The position was established by a motion of the Imperial Senate during the Spring Equinox 379YE. At the time, there were some concerns from the Constitutional Court about the way the sinecure involved was presented, which were resolved in the Senate during the Autumn Equinox 379YE.

The museum itself was constructed to provide a suitable venue to display the extensive collection of unique and historical relics gathered by the Printer's Guild- a League guild that provides printing services throughout the Empire and publishes the popular Pledge newspaper.


The Curator of the Printer's Guild Museum is responsible for maintaining the museum itself, and for acquiring new exhibits. If anything were to threaten the good operation of the museum, it would be the responsibility of the Curator to address those problems.
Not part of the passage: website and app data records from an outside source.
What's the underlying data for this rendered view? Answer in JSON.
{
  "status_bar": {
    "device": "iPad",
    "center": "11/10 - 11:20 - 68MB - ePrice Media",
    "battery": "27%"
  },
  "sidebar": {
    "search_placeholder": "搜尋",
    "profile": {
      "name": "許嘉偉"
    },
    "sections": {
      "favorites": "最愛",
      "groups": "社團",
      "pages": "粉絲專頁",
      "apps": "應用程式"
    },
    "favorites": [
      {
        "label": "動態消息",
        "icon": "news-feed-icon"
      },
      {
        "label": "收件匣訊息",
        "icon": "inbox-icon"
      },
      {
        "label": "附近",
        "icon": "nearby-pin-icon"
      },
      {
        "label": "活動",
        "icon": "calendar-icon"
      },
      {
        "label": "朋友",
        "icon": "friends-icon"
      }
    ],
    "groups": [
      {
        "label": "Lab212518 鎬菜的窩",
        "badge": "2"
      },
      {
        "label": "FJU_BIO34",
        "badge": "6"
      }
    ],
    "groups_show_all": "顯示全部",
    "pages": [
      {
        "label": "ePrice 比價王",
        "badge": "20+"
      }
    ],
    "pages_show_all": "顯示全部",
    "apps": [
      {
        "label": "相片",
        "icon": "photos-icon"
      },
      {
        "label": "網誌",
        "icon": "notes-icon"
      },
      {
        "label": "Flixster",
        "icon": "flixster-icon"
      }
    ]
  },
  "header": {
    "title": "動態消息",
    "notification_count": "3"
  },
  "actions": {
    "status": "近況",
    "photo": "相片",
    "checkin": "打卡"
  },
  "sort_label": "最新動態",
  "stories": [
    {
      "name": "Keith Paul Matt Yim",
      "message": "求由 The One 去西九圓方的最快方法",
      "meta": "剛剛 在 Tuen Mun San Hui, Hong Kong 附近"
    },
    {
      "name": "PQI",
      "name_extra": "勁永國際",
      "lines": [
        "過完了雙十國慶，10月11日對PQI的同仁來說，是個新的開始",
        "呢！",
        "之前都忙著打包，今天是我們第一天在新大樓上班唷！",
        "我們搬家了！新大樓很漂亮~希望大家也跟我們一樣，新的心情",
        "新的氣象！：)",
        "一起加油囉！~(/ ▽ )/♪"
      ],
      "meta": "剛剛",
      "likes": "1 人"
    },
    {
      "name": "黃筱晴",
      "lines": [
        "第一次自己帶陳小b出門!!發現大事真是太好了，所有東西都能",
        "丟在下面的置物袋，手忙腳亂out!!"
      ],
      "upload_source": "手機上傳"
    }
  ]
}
A Bounty of Mana

The sinecure provides 7 mana crystals to the Curator each season.

Donations to the Museum

The Printer's Guild Museum draws pilgrims from across the League and beyond. Some visitors wish to make donations to the running of the museum or offer deals on potential additions to the collection of exhibits to the Curator. The Curator of the Printer's Guild Museum receives 4 crowns each season from these donations.


The Curator of the Printer's Guild Museum is a virtue position which is appointed by judgement of the Prosperity Assembly each year during the Winter Solstice.

The title can be held by any Imperial citizen. They can be revoked by the General Assembly, the Prosperity Virtue Assembly, and by the Assembly of the Nine.

Fabio Costas de Sarvos, Curator of the Printer's Guild Museum
Winter Solstice 385YEThe LeagueFabio Costas de Sarvos
Winter Solstice 384YEThe LeagueFabio Costas de Sarvos
Winter Solstice 383YEThe LeagueFabio Costas de Sarvos
Winter Solstice 382YEThe LeagueFabio Costas de Sarvos
Spring Equinox 380YEThe LeagueTaddea Ginori

Recent Elections

This title is currently held by Fabio Costas de Sarvos; it will be reelected at Winter Solstice 386YE. The table to the right shows the citizens who have been elected to hold this title in the years since Empress Britta died.

The Printer's Guild Museum

Situated just off the western bank of the river Vassa, in the League city of Tassato Mestra, the home of the Printers Guild Museum of Wonders is an impressive building.

Hoardings covers the walls of surrounding streets, advertising the wondrous items of mystery to be found within the confines of this fabulous establishment. Street hawkers connive and convince to drive the crowds forwards. Resplendent dramaturgists in fanciful costumes of the foreign realms beckon the credulous public towards the entrance. Knifing through the crowds are bravos and sell-swords, keeping the peace with a light touch and stern gaze, allowing the adventurous souls from calm Regario to make their way to the Museum with a thrill of wonder, but none of Mestra's usual menace.

Fine white granite columns dominate the fascia of the Museum, with a grand staircase leading to the main entrance. In the hallway are inscriptions proclaiming the generosity of the Printers Guild, with busts of Silvio de Tassato, the main benefactor, and Jonah Yakovitch, the Prince of the Guild, staring down on the heaving masses.

There are five main collections, catalogued by Gancius of the Carta Notturno. Objects of Historical Significance, Relics of the Precursor Nations, Treasures of the Eternal Realms, Curios from Foreign Lands and the Catalogue of Natural Wonders. Each is housed within its own area of the Museum, with its own experts and archivists tirelessly working to Gancius' scheme. The collections rotate on a frequent basis, to drive attendance, constantly staying fresh and new. One month a display of the secrets of the Night eternals, the next a history of trade with the Commonwealth, then a display of the pilgrims of the Way. Each exhibition comes replete with new and exciting artefacts, unique events and fresh dramaturgical performances on the streets outside.

As the days draw to an end, the public exhibits close and private tours commence for the wealthy patrons of the Museum. This is a chance to get close to the wondrous items, to hold some of the less fragile and to connect with the history of the Empire.

A constant stream of scholars from other nations travel to the museum. Away from the hustle and bustle of the main galleries, these learned souls reverentially research and cross reference, sharing their own knowledge with the curators, such that the truth of history can be discovered.

Coin flows through this endeavour at a prodigious rate. Tickets are brought, keepsakes and souvenirs sold to one and all. Food and drink for the weary traveller, all bring throne after throne through the door. Generous donations from patrons, rings thrown to street performers, all go into the upkeep of this fine institution.

Just as quickly, the money is spent. As a prosperous enterprise, it is not really in the business of being a business, there is no long term profit sought, nor investors to placate. Acquisition of artefacts and relics, the employ of performers, guards and researchers, and the maintenance of the buildings and surrounding streets.